NASHVILLE – Tennessee voters overwhelmingly agree that earning a postsecondary degree or technical certificate is essential for economic success, according to survey results released today by the State Collaborative on Reforming Education (SCORE).
The poll asked 500 registered Tennessee voters a series of questions about K-12 and postsecondary education in the state. As has been true in SCORE surveys since 2015, voters identified education as one of the top issues facing state government, ranking below health care but above jobs and the economy.
Continuing another trend from previous SCORE polls, a large majority of voters say it is important to conduct annual statewide assessment of students and to use the assessment’s student achievement and growth measures to hold K-12 schools accountable and in teacher evaluations. Nearly eight out of ten of those surveyed support increased school accountability, and a majority would be less likely to support a legislator who voted against more accountability.
“Not only is student testing viewed as very important, but Tennessee voters are strongly supportive of using year-to-year academic growth of students as part of evaluating teacher and school performance,” pollster Robert Blizzard of Public Opinion Strategies said.
When asked their views of the highest level of education needed to be successful in today’s economy, a total of 72 percent responded with either a four-year degree (29 percent), a technical certificate (27 percent) or a two-year degree (16 percent). Less than a quarter of those surveyed felt a high school diploma was enough for economic success. The poll also found strong approval of vocational training, community college, and career and technical education.
“Tennesseans understand that a rewarding career now requires education beyond high school, and they support a wide range of options, from Tennessee Colleges of Applied Technology to state community colleges and four-year universities,” SCORE President and CEO David Mansouri said. “SCORE has recently expanded its mission to encompass student success from the time they start kindergarten until they begin their careers, and this survey confirms that Tennesseans want our students to have multiple paths to adult success.”

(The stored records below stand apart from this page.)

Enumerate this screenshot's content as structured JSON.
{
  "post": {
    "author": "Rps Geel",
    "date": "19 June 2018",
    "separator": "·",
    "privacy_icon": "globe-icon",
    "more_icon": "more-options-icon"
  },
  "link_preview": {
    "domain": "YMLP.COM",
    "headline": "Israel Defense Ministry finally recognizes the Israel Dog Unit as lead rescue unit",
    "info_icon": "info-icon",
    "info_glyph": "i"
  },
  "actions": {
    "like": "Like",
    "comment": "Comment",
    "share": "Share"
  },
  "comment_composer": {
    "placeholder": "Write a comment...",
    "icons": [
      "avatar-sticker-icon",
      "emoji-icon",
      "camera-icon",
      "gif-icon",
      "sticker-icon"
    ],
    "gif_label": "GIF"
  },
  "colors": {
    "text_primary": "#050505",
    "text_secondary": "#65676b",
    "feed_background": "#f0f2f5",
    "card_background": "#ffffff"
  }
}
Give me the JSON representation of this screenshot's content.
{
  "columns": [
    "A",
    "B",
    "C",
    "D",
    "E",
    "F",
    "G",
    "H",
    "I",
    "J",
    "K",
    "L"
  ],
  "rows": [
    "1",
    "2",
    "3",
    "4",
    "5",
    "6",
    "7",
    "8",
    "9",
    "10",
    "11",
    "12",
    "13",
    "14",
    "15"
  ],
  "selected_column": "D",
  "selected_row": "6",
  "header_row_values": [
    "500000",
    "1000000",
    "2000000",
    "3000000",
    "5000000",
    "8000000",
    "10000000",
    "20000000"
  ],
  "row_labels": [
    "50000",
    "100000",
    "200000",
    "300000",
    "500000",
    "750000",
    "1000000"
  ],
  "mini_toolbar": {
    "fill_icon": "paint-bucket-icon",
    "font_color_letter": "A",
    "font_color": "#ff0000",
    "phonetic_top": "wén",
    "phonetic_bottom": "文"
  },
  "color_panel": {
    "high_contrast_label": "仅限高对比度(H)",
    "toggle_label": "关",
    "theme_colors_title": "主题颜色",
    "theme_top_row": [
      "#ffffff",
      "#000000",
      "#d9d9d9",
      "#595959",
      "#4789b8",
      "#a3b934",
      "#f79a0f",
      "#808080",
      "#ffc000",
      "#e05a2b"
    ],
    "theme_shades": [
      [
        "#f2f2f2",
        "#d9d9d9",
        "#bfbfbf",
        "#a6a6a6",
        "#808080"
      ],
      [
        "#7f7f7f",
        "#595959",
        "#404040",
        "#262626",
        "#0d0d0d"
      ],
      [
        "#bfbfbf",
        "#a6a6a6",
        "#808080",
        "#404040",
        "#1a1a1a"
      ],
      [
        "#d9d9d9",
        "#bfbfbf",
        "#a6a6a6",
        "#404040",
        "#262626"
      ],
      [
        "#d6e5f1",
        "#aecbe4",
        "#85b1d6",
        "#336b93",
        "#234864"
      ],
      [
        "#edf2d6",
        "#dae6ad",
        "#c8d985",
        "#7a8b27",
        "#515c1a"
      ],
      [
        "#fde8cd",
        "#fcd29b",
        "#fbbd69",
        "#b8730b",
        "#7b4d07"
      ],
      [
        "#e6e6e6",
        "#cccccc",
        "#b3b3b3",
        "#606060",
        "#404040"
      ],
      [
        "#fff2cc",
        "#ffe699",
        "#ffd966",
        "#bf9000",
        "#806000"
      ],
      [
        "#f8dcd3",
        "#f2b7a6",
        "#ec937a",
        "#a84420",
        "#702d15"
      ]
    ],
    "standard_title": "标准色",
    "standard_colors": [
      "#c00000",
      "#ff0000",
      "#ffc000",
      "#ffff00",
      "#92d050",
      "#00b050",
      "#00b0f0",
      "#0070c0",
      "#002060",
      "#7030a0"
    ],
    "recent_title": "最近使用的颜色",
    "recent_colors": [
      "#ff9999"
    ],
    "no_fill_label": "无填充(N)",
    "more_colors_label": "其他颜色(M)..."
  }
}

More than 80 percent of survey respondents said they were more likely to support state legislators who voted to make a college education more affordable and accessible, and the four-year-old Tennessee Promise program, which enables recent high school graduates to attend community college tuition-free, was viewed favorably by 46 percent and unfavorably by only 6 percent.
When asked to define the purpose of postsecondary education, 52 percent of those surveyed said it was to prepare students for a career, while 21 percent said it was for students to expand their horizons and learn new things, 18 percent cited preparing students to be civically engaged and productive citizens, and 7 percent said it was all of the above.
“It’s clear that Tennesseans agree that it is essential to prepare all students to succeed in college, career, and life,” Mansouri said. “To achieve that goal, SCORE is working to drive the needed changes that will better align K-12 and postsecondary education and better prepare students to thrive economically, civically, and personally.”
Other key findings from the survey include:
- 58 percent of voters think things in Tennessee are headed in the right direction. Gov. Bill Lee’s approval rating was 61 percent and the General Assembly’s approval rating was 53 percent.
- 69 percent support continuing to use TNReady in Tennessee schools. Following a successful spring administration of the assessment, support for TNReady has risen 10 points since the SCORE poll of September 2018.
- When voters were asked to choose one priority for education funding, 37 percent chose a pay raise for teachers, 31 percent selected improving workforce readiness, 23 percent cited improving Tennessee’s literacy rate, and 8 percent named giving parents more choices of where to send their children to school.
- 75 percent favor increasing choice in public schools with charter or magnet schools.
- 32 percent of those surveyed were not familiar with the four-year-old Tennessee Promise program, indicating a need to build understanding of Tennessee’s signature initiative to improve access to postsecondary education and raise degree attainment.
POLL METHODOLOGY: On behalf of SCORE, Public Opinion Strategies conducted a Tennessee statewide survey of 500 registered voters September 23-25, 2019. The margin of error is +/- 4.4 percentage points. Landline interviews accounted for 50 percent of the sample and cell phone interviews 50 percent. Geography by county and media market were matched to previous statewide elections. Participating voters in the survey are representative of registered voters in Tennessee. Respondents were randomly selected from lists of known registered voters who had previously voted in a general election.